So what is this mysterious tome which apparently contains all knowledge of alcohol? Is it some ancient scroll, covered in heiroglyphs from an ancient and unknown tongue? Is it a lost relic from another world? Is it an infinite database stored on a top-secret server unreachable via any known web address?
Nope. It’s Playboy’s Host and Bar Book, written by Thomas Mario and published in 1971.
So why do we refer to it as “The Book“? Because it is quite simply the absolutely indispensable best reference guide for anyone who enjoys alcohol for more than just getting drunk.
Yes, at the time of this post, The Book is 43 years old. But don’t let that fool you.

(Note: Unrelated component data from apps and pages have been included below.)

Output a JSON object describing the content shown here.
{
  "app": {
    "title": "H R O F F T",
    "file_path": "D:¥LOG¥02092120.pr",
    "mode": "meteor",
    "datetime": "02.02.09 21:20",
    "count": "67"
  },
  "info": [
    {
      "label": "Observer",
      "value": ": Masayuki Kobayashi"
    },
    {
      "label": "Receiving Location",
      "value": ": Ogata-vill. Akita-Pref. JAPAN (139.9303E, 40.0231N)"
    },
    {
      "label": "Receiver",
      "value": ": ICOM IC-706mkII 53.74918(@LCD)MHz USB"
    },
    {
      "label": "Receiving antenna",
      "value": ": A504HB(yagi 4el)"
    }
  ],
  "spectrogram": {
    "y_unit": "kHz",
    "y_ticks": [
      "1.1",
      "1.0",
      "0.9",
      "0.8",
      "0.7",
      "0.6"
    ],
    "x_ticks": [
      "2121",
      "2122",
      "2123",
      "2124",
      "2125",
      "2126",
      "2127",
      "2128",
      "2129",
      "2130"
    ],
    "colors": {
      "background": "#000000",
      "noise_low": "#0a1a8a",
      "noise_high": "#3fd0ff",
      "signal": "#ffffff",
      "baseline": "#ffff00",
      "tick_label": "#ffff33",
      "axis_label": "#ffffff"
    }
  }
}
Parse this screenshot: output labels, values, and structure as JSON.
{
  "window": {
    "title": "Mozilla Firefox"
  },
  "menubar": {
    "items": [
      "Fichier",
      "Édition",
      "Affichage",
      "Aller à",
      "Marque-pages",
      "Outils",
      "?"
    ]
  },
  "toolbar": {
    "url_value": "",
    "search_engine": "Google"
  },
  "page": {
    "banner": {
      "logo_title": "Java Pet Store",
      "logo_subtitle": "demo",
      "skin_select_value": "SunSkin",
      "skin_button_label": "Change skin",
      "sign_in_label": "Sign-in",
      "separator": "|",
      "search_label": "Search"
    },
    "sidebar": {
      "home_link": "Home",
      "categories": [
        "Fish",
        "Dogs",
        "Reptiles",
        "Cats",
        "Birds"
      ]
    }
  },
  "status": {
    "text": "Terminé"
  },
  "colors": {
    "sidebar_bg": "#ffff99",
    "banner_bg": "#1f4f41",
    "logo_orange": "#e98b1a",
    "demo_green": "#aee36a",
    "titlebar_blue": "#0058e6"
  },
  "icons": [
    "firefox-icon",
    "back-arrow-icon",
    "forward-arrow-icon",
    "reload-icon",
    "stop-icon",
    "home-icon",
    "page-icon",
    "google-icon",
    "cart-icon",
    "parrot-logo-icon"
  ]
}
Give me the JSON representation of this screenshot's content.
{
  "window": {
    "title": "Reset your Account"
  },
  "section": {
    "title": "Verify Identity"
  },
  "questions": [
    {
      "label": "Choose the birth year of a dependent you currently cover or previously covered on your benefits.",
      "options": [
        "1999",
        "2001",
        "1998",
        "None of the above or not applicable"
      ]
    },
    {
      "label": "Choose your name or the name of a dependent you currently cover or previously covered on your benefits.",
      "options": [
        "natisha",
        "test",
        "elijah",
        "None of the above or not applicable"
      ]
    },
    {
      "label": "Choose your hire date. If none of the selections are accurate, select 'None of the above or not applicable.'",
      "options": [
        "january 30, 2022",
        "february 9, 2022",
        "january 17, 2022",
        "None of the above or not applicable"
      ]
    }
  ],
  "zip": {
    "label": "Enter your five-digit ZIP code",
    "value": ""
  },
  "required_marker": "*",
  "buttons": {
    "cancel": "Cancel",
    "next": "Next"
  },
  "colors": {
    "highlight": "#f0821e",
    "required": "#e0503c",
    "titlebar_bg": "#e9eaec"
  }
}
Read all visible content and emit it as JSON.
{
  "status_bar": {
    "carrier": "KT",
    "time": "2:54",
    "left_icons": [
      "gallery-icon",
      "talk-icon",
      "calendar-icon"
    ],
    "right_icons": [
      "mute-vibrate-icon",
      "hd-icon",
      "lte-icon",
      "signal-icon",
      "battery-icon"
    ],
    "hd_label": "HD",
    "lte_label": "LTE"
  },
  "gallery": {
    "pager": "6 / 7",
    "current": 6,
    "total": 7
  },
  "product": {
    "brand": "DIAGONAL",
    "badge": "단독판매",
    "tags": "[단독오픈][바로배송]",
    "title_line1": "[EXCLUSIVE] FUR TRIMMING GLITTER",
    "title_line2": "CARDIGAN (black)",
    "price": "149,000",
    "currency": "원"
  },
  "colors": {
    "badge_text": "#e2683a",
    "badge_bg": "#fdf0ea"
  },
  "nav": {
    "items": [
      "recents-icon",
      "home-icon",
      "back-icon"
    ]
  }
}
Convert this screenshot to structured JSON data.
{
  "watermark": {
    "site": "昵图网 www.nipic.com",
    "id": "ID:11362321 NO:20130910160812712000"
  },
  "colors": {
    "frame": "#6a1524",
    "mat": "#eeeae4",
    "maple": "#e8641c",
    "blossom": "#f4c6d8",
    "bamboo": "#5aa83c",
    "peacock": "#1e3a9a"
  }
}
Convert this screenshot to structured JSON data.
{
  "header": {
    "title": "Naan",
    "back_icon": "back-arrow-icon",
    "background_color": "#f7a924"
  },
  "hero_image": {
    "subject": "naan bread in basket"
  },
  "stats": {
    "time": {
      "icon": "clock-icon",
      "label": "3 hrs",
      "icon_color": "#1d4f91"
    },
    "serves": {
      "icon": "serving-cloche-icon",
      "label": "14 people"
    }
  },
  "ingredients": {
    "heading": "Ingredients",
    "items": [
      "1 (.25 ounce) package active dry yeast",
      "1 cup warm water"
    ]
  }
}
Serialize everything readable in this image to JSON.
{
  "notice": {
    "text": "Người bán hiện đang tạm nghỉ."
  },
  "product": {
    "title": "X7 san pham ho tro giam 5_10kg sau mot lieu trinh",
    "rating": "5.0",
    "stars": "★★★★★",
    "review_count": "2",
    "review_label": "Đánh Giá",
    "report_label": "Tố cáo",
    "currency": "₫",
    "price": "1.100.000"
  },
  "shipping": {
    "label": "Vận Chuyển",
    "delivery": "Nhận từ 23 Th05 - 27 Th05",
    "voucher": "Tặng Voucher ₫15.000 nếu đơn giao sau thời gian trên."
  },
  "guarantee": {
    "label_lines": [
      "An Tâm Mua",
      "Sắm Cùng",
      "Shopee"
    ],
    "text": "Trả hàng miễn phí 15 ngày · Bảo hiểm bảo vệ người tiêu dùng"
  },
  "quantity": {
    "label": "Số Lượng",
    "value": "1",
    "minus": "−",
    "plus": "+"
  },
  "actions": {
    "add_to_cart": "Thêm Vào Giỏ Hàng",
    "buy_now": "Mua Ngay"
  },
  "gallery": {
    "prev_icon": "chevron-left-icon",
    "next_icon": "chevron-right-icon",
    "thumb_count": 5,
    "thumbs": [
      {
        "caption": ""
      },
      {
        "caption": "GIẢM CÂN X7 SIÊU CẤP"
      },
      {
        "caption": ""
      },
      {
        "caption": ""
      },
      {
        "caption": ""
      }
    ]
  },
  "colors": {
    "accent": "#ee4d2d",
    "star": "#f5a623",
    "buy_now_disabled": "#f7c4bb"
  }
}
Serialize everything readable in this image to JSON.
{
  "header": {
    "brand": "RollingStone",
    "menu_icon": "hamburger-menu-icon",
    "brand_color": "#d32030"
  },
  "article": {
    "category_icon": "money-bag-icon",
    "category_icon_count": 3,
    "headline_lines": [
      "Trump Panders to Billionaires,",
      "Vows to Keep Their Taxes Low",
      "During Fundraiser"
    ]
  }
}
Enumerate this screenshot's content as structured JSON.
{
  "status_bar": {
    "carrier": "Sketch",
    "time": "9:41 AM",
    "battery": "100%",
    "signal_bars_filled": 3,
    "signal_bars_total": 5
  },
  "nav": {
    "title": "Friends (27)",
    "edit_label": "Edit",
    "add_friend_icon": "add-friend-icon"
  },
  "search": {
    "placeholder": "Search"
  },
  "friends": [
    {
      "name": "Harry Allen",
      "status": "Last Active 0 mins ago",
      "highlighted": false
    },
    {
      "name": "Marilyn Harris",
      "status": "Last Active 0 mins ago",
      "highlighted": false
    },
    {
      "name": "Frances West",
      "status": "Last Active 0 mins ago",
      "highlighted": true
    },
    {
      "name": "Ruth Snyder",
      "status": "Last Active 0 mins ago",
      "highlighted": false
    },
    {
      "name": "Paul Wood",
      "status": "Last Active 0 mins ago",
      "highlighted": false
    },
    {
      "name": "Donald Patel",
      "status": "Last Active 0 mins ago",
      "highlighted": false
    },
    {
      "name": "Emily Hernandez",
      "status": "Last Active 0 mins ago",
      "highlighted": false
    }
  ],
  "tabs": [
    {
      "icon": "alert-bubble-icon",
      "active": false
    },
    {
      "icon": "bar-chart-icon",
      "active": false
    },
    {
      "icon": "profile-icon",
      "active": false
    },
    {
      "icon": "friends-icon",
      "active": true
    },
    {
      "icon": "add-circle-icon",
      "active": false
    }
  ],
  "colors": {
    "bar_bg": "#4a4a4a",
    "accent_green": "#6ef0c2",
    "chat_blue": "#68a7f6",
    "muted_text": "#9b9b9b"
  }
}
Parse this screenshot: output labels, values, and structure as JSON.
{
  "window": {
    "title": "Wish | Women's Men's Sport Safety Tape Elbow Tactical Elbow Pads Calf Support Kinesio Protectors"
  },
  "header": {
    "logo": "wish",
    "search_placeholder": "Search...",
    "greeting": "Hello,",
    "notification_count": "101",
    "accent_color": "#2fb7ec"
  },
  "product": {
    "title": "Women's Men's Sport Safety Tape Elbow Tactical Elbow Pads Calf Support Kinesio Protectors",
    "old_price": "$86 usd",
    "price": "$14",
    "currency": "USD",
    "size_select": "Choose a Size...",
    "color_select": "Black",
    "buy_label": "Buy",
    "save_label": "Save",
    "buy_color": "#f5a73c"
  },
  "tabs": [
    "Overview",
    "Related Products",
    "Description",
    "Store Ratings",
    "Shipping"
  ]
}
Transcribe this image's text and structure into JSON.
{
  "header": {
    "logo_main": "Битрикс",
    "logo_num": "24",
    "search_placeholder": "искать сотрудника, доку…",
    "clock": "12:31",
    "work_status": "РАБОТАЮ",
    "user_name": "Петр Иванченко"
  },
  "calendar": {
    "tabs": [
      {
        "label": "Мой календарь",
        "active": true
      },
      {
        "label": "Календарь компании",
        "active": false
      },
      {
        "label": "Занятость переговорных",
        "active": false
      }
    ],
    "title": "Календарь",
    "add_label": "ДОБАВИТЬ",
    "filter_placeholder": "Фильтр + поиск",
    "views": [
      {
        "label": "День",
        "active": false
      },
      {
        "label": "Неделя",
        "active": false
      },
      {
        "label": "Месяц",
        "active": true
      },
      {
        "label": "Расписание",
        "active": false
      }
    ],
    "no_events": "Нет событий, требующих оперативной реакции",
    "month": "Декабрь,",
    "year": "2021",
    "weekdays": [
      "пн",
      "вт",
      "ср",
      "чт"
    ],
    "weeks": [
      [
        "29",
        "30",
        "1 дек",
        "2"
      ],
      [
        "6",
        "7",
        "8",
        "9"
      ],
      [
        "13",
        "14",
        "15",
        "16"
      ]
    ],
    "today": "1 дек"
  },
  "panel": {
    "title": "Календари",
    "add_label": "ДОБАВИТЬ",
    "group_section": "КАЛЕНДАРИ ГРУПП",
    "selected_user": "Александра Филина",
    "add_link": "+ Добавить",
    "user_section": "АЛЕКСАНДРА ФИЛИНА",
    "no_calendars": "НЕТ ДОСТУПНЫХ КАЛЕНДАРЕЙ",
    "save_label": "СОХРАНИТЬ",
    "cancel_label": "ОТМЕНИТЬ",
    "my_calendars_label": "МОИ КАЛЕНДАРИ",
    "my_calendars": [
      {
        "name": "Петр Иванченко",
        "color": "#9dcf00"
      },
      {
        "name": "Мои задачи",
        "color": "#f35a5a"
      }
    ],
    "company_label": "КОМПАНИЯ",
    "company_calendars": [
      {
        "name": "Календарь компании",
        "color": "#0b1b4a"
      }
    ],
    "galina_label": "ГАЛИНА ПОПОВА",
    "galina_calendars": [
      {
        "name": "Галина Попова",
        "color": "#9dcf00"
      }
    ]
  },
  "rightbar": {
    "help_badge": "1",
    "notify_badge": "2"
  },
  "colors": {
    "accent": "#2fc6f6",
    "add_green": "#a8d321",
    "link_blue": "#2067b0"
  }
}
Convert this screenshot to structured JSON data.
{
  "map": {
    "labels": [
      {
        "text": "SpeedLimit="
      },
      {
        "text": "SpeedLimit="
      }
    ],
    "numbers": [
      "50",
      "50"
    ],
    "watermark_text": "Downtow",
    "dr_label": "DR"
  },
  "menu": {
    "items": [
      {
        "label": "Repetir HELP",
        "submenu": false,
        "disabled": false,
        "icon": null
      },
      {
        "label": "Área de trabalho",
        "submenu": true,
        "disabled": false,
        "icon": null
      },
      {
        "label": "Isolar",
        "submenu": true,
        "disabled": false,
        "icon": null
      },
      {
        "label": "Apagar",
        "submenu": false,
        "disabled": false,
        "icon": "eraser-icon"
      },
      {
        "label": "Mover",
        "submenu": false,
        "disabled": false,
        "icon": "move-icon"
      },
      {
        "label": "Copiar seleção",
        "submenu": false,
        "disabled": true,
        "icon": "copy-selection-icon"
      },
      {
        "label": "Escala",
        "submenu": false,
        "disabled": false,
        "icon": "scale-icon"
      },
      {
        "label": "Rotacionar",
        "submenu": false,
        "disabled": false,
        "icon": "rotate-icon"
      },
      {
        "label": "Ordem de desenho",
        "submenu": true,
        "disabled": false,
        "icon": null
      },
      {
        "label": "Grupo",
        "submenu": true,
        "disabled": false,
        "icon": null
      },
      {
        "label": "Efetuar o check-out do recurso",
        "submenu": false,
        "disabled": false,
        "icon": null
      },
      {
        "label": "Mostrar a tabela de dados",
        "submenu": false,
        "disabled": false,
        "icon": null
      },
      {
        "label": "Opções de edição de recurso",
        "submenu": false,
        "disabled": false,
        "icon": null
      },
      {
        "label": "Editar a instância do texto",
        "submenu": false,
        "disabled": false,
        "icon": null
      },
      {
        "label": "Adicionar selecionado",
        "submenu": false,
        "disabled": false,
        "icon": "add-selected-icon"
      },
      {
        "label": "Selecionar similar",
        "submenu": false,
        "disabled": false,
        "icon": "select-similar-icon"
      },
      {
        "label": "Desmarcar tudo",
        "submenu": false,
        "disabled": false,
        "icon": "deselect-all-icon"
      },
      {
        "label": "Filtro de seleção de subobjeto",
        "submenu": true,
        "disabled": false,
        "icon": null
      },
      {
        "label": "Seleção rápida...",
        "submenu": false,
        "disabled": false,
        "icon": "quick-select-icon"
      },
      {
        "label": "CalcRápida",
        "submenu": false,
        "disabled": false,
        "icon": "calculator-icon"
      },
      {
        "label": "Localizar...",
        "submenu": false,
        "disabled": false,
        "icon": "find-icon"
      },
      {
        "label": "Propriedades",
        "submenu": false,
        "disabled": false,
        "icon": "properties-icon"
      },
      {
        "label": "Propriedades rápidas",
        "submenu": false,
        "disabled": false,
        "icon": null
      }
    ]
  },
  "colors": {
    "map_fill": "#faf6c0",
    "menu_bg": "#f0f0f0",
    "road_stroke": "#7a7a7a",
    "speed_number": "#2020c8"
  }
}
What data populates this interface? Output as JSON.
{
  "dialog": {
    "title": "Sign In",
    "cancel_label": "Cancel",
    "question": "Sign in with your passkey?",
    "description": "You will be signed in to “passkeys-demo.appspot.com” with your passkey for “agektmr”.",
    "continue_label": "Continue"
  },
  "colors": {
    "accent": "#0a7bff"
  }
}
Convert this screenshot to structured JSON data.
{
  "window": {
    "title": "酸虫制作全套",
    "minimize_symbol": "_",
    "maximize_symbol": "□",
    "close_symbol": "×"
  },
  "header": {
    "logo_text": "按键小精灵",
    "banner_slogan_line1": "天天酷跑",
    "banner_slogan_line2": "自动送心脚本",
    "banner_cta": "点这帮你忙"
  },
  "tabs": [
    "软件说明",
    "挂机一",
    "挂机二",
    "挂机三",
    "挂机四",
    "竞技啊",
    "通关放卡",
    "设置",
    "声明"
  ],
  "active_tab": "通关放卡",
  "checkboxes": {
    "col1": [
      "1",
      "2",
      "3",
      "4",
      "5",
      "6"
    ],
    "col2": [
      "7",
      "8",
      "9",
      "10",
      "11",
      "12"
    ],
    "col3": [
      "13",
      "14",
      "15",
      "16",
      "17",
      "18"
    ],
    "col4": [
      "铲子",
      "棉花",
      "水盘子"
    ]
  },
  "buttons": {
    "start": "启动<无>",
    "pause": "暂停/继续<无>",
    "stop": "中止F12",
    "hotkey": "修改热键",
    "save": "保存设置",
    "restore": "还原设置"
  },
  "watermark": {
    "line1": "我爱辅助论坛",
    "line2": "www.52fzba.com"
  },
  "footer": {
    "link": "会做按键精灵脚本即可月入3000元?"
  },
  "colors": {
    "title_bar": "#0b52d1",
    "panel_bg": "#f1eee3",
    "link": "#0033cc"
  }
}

It is still just as relevant as the day Saint Mario first started writing the introductory page. Times and tastes may change, as well as brands and flavors of alcohol, but the basics will always remain the same, and this mighty tome explains those basics in such a way that a half-blind syphilitic Republican ocelot could understand.
Between the covers of this hefty volume (it is always a hardback book, a paperback has never been printed) are 339 pages full of not just the A – Z recipes you expect in a book about alcohol and tending bar, but the very history of alcohol. Starting back at the very dawn of time, when the first Neanderthal discovered the effects of fermented fruit all the way through to the more esoteric base spirits, The Book covers them all.
I know quite a few bartenders, from my time working the rag and the stick. And I can honestly say, any bartender worth his or her rail not only keeps a copy of The Book under the bar, but has another copy at their home.
The REALLY good bartenders have the companion volume, Playboy’s Bar Guide, nearby as well. While nowhere near as comprehensive as The Book, it is great as a “quick reference” for those just learning the trade.
One very important note if you decide to procure either (or both!) of these precious volumes for yourself. Make absolutely certain that you are getting the original 1971 First Printing Edition. Several later editions have been printed, all with fewer pages, and less of the history recorded in the First Edition.
Trust me, you won’t be disappointed.